The design discharge rate of fire suppression systems is targeted between 0.25 and 0.5 lbs per second, which equates to 10 to 20 seconds depending on the number of nozzles used. Until learning of this, I had assumed that supression systems were an instantaneous "dump" of the tank. Also, another debunked misconception is that a 10 lb system does not inject 2x as much suppressant as a 5 lb into the cabin. For reasons of complying with LOAEL levels, the 10 lb system is designed to be plumbed into the trunk area, not to double down on the amount of gas in the cabin. At this point, it is important to consider the importance of a trunk firewall, as it has important implications on the gaseous concentration of the system.

Conclusion
If there's any conclusions I've reached for myself, is that there seems to be a significant racing precedent for using a gas system. I don't plan to hotbox myself to find out for sure, but think I am reassured that the gas systems are designed to keep occupants breathing. I think the real appeal of a foaming system is that the sprayed surfaces stay "wet" which could suppress the fire for a longer time. If fire crews take a while to reach the scene, this could play out to a real advantage in minimizing carnage. However, personally I am more compelled by the lower maintenance of gas suppression systems, and the omnidirectional coverage of a gas filling the car.

I hope this was helpful! Like I said I'm not an expert at this stuff, just fearful of fires and fascinated by the history, science, and design of suppresion systems. Please contribute if you see areas where I missed or am just flat out wrong.

Link to SFI approved fire suppression systems:
http://www.sfifoundation.com/current171products4.pdf

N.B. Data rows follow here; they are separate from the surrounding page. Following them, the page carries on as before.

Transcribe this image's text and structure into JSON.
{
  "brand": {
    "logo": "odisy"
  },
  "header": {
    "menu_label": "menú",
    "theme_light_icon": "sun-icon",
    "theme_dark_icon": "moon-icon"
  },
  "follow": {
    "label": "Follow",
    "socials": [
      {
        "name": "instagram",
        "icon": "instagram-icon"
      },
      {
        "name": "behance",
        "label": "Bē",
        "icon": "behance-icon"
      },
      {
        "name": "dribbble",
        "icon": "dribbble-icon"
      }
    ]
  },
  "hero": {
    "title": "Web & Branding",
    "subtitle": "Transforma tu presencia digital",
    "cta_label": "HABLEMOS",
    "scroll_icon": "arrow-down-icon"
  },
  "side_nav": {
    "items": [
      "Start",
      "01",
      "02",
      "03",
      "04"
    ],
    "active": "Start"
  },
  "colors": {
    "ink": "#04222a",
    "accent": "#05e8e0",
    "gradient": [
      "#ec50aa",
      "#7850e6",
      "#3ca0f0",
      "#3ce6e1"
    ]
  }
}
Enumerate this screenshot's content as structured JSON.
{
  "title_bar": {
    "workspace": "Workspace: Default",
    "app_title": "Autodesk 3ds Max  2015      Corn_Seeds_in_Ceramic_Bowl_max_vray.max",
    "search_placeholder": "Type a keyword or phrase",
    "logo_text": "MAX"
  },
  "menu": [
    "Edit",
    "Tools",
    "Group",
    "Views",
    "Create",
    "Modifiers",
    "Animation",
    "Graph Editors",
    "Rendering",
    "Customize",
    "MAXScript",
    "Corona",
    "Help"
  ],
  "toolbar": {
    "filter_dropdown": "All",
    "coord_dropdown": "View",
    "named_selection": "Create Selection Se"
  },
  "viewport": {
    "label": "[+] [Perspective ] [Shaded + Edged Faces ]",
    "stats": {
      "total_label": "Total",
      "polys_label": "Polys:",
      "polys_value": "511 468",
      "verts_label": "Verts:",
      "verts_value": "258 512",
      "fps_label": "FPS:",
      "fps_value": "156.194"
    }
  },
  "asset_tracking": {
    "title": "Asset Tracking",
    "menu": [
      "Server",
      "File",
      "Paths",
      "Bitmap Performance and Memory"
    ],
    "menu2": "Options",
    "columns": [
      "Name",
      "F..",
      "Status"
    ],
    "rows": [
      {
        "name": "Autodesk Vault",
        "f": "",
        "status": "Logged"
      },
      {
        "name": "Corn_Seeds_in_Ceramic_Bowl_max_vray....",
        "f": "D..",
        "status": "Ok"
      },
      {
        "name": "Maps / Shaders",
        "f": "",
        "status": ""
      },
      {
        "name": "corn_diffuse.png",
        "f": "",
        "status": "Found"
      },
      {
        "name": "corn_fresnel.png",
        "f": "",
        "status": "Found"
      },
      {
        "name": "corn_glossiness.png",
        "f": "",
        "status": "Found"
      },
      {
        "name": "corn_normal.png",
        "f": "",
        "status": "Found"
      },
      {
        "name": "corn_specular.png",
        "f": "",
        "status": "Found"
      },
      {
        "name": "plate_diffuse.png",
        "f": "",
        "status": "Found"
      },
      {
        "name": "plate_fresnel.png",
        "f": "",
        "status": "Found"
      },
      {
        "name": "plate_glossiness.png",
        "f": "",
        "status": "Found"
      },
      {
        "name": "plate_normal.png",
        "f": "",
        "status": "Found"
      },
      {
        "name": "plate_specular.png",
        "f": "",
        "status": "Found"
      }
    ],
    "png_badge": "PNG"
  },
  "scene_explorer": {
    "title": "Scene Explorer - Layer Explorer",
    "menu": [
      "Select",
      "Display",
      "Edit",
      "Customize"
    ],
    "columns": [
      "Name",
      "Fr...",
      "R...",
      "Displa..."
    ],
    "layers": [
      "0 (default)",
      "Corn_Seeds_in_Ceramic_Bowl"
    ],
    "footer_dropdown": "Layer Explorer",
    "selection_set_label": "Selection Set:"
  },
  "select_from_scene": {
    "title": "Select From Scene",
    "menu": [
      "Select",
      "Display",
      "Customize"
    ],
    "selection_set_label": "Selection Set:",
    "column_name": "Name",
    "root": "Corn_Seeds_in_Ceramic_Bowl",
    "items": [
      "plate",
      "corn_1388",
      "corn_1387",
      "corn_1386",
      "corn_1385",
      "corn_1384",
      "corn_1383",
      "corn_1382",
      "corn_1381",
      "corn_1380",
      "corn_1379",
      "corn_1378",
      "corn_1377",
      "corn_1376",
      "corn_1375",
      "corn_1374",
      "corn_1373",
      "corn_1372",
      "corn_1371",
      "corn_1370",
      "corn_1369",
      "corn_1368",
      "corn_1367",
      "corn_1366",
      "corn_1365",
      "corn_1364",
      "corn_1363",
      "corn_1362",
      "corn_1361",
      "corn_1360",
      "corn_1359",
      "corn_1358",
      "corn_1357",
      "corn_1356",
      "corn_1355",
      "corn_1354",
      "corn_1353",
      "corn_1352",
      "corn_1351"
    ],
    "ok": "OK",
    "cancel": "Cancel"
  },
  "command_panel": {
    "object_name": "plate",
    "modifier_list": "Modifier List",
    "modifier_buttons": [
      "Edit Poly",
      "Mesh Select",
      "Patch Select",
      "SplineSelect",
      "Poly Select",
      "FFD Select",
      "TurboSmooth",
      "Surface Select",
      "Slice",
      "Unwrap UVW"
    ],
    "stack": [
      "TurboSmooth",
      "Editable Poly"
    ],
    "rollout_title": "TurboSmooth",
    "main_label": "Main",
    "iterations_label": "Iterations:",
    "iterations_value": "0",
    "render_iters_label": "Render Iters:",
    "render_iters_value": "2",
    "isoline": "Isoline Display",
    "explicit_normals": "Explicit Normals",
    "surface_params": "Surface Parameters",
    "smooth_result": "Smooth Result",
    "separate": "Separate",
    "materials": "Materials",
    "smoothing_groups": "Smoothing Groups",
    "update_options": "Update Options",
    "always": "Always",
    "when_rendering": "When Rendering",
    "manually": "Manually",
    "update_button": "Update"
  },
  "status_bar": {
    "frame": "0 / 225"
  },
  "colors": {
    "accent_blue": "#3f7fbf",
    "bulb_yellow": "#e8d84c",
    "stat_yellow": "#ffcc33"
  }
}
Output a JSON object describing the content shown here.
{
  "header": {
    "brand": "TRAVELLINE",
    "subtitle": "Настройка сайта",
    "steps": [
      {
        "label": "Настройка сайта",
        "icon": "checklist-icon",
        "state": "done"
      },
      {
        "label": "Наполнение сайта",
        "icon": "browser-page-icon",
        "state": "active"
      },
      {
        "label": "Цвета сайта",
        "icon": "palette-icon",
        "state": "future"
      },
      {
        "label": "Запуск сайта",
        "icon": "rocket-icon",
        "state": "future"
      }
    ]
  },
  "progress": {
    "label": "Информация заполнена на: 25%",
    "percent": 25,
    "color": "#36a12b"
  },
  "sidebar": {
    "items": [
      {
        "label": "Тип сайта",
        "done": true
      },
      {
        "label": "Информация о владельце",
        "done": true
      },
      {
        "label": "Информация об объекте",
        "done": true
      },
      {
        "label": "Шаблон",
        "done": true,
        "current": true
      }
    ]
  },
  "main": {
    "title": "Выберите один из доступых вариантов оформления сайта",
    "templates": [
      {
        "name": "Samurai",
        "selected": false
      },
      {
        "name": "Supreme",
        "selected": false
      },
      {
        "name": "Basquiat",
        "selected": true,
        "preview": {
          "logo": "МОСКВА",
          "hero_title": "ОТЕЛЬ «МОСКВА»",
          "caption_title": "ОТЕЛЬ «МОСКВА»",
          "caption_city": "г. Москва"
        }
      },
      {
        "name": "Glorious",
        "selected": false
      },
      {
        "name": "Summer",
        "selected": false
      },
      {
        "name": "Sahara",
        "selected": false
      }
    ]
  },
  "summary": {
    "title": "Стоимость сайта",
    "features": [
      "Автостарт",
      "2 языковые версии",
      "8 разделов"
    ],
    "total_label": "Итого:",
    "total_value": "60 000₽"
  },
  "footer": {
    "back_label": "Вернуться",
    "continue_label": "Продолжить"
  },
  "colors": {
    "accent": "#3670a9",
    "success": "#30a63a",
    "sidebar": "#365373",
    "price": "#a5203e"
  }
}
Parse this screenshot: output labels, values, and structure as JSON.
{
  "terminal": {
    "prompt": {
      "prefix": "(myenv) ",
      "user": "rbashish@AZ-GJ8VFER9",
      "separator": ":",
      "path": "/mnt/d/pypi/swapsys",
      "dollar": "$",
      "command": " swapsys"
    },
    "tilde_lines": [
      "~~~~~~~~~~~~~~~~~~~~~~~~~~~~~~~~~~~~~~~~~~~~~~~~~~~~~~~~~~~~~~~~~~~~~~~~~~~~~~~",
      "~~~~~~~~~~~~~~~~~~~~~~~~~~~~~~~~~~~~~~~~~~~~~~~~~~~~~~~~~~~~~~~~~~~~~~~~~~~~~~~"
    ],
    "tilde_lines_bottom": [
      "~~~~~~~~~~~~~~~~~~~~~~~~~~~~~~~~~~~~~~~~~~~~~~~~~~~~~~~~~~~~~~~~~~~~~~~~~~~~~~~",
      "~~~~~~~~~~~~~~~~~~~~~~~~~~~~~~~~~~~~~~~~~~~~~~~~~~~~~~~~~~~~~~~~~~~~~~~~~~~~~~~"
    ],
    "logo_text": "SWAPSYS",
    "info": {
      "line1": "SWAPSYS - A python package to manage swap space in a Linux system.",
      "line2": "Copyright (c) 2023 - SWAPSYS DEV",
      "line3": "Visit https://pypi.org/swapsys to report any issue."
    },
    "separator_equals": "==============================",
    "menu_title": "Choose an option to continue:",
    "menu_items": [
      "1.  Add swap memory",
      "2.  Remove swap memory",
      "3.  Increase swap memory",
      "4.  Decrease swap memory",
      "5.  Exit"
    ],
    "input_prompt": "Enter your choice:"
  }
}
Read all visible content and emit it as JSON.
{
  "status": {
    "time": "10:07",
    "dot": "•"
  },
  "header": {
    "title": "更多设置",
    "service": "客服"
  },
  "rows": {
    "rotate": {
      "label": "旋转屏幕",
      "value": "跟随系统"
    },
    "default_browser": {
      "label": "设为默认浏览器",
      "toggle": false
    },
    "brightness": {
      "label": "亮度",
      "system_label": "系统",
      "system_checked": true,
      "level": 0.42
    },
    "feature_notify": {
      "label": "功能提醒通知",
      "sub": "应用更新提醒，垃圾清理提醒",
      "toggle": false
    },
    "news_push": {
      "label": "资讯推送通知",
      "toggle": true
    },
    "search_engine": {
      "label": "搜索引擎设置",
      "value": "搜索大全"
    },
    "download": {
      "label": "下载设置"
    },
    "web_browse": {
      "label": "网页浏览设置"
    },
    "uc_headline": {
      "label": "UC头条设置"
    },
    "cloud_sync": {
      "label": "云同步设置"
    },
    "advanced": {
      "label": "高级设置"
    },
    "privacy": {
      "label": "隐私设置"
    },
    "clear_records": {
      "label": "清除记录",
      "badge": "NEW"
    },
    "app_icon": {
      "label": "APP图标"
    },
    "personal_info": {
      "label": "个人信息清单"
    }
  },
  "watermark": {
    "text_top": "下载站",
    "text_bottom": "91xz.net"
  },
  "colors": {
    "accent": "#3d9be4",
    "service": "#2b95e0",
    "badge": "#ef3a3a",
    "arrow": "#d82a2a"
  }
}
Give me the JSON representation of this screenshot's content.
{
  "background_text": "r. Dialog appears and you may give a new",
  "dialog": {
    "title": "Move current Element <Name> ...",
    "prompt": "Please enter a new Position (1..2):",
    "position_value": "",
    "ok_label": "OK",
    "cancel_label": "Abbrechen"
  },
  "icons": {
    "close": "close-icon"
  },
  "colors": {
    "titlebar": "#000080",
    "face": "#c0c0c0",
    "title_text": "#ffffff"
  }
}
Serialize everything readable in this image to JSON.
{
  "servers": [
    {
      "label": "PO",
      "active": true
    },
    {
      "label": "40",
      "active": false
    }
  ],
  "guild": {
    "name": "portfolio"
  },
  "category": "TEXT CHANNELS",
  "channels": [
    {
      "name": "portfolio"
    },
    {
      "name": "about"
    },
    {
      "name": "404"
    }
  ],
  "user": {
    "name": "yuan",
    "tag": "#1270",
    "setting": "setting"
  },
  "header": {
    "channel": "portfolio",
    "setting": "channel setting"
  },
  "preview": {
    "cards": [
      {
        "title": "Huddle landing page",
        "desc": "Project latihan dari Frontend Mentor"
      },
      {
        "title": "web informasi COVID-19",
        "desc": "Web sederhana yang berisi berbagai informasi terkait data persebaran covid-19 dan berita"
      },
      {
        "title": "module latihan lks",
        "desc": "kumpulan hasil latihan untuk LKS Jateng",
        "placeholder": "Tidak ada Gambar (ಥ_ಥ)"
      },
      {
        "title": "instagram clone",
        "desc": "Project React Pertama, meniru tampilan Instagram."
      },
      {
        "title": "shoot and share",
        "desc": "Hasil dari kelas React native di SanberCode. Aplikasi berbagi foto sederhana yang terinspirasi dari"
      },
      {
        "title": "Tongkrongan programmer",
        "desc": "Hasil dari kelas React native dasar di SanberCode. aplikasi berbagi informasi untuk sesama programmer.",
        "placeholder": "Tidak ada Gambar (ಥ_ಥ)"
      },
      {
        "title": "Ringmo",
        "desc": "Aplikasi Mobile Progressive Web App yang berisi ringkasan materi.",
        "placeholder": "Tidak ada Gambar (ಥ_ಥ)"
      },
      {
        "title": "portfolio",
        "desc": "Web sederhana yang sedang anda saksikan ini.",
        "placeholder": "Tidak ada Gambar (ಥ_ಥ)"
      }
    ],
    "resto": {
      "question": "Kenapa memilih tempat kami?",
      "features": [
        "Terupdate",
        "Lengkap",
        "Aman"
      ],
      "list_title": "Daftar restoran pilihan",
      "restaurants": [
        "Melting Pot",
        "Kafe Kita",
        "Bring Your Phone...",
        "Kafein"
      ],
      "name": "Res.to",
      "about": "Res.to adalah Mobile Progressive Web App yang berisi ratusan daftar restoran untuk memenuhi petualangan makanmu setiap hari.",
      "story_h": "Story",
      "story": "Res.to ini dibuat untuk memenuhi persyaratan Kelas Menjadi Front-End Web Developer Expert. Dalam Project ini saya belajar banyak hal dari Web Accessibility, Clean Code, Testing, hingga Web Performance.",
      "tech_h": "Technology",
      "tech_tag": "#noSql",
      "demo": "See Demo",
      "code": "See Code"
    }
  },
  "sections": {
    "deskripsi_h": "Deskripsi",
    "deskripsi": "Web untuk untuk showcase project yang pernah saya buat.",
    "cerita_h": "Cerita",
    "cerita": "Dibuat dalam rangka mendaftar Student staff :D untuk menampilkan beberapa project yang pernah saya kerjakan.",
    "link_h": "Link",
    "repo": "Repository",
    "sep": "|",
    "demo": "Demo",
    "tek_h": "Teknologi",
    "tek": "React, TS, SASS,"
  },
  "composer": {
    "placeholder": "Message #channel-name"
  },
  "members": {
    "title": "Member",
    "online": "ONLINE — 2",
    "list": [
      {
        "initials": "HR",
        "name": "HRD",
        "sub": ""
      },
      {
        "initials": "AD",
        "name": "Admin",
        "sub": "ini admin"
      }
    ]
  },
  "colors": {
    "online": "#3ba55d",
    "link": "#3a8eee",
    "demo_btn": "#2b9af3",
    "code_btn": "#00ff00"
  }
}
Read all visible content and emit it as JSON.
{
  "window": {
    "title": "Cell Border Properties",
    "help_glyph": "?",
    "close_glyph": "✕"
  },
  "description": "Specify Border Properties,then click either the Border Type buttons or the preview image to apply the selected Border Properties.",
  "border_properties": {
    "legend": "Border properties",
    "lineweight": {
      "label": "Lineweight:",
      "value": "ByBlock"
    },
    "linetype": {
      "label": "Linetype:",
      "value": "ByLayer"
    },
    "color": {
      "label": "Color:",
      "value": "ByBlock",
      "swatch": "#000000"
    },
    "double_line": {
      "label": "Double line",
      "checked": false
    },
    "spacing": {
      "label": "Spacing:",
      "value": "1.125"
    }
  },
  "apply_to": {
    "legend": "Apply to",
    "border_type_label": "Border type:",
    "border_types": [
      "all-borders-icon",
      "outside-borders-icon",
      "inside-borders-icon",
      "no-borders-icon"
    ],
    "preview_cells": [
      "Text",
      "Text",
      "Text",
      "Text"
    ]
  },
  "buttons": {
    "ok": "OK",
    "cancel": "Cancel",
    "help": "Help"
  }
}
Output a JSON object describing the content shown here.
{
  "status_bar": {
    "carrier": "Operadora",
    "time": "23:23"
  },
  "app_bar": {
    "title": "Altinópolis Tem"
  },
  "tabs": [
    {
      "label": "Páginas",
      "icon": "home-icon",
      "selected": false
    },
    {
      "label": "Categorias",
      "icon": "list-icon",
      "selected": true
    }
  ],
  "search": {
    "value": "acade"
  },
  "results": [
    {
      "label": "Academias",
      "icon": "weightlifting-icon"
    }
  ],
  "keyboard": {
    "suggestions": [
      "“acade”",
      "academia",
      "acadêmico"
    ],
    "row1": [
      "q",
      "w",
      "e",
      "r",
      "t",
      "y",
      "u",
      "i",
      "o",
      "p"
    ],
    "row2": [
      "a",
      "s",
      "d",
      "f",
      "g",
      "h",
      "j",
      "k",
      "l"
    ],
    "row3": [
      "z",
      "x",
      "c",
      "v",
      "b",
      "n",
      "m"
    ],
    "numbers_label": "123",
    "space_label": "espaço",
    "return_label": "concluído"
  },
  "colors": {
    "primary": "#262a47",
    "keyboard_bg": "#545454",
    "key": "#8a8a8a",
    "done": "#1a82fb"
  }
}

vette427-sbc
02-02-2019, 04:15 PM
Id like to bump this thread in hopes of getting some setup help... I have a Safecraft LT 5lb bottle of 3M Novitec with 3 nozzles. I havent been able to find a good guide on placement/positioning of the nozzles for maximum effectiveness. I realize this probably varies car-to-car, but at least some general knowledge would be very helpful.
The nozzles in my kit have a 120* spray pattern.
160993

Any pros or cons to mounting with a forward facing spray? Or should they discharge in the down position? My engine compartment (C3 Corvette) is pretty low profile meaning I wont be able to get the nozzle too high up in relation to the engine, fuel pressure reg, oil tank, etc...

For interior placement, the car has a stock style dashboard, is it more common to put a nozzle under the dash in the footwell area? Higher up behind the dash? Ive seen some that dump centrally overhead but I would assume this is not ideal for a gas suppression being the windows will likely be open.

Any info is greatly appreciated!